It’s easy to see what compelled directors David Alonso, Edwin Corona Ramos, and Jennifer Socorro to relay the story of Venezuala’s women’s soccer team. Wait, an additional qualifier: this is the under-17 squad—and it’s only some of the story. They Call Us Warriors is the resultant film, and while we don’t learn that much about these particular players, we do get a sense of what their success on the international stage means to Venezuela—and to young girls especially.
The film follows a handful of the squad’s key players, including injured star Daniuska Rodríguez and captain Deyna Castellanos, as they prepare for the 2018 U-17 Women’s World Cup. In the larger soccer universe, it’s not exactly the most celebrated tournament, but the competition is not without impact. That’s the film’s main appeal, seeing snapshots of both where these young women come from and how they contribute to the team on the field. The filmmakers take something of a basic approach in this regard, splicing interviews with family, coaches, and the players themselves, to present a united front. Everyone in They Call Us Warriors is supportive of everyone else, with very little strife appearing outside the painted lines of the pitch. It’s understood that hard work will be required of these players, but there are only hints at the grander sacrifices being made to help them. As for the broader situation in Venezuela and the harsh environments producing some of these young women, the details are mostly left out.
Still, it’s fun to watch these girls play soccer and win games. And while the positivity of They Call Us Warriors grows a bit tiresome, there are affecting moments to be found in the film.

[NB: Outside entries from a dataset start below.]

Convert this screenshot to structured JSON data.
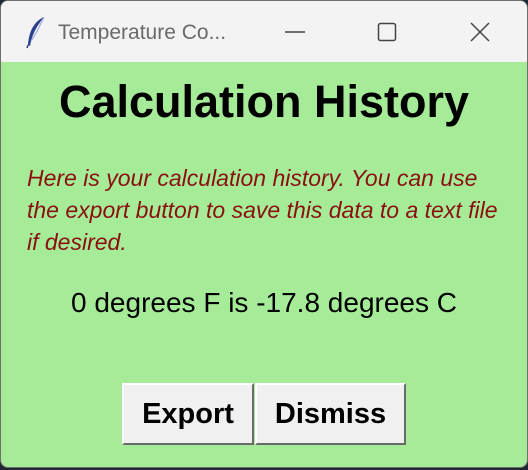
{
  "window": {
    "title": "Temperature Co...",
    "app_icon": "feather-icon",
    "controls": {
      "minimize_icon": "minimize-icon",
      "maximize_icon": "maximize-icon",
      "close_icon": "close-icon"
    }
  },
  "main": {
    "heading": "Calculation History",
    "description": "Here is your calculation history.  You can use the export button to save this data to a text file if desired.",
    "history": [
      "0 degrees F is -17.8 degrees C"
    ]
  },
  "buttons": {
    "export_label": "Export",
    "dismiss_label": "Dismiss"
  },
  "colors": {
    "background": "#a6ec98",
    "description_text": "#8a1010",
    "titlebar": "#f3f3f3"
  }
}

There is something to be said for the family members who help to realize their daughters’ dreams and the coaches who believe in them. As for the tournament itself, it grants these young players the chance to prove something—if only to themselves. Maybe we don’t need more than that to come away with a good feeling.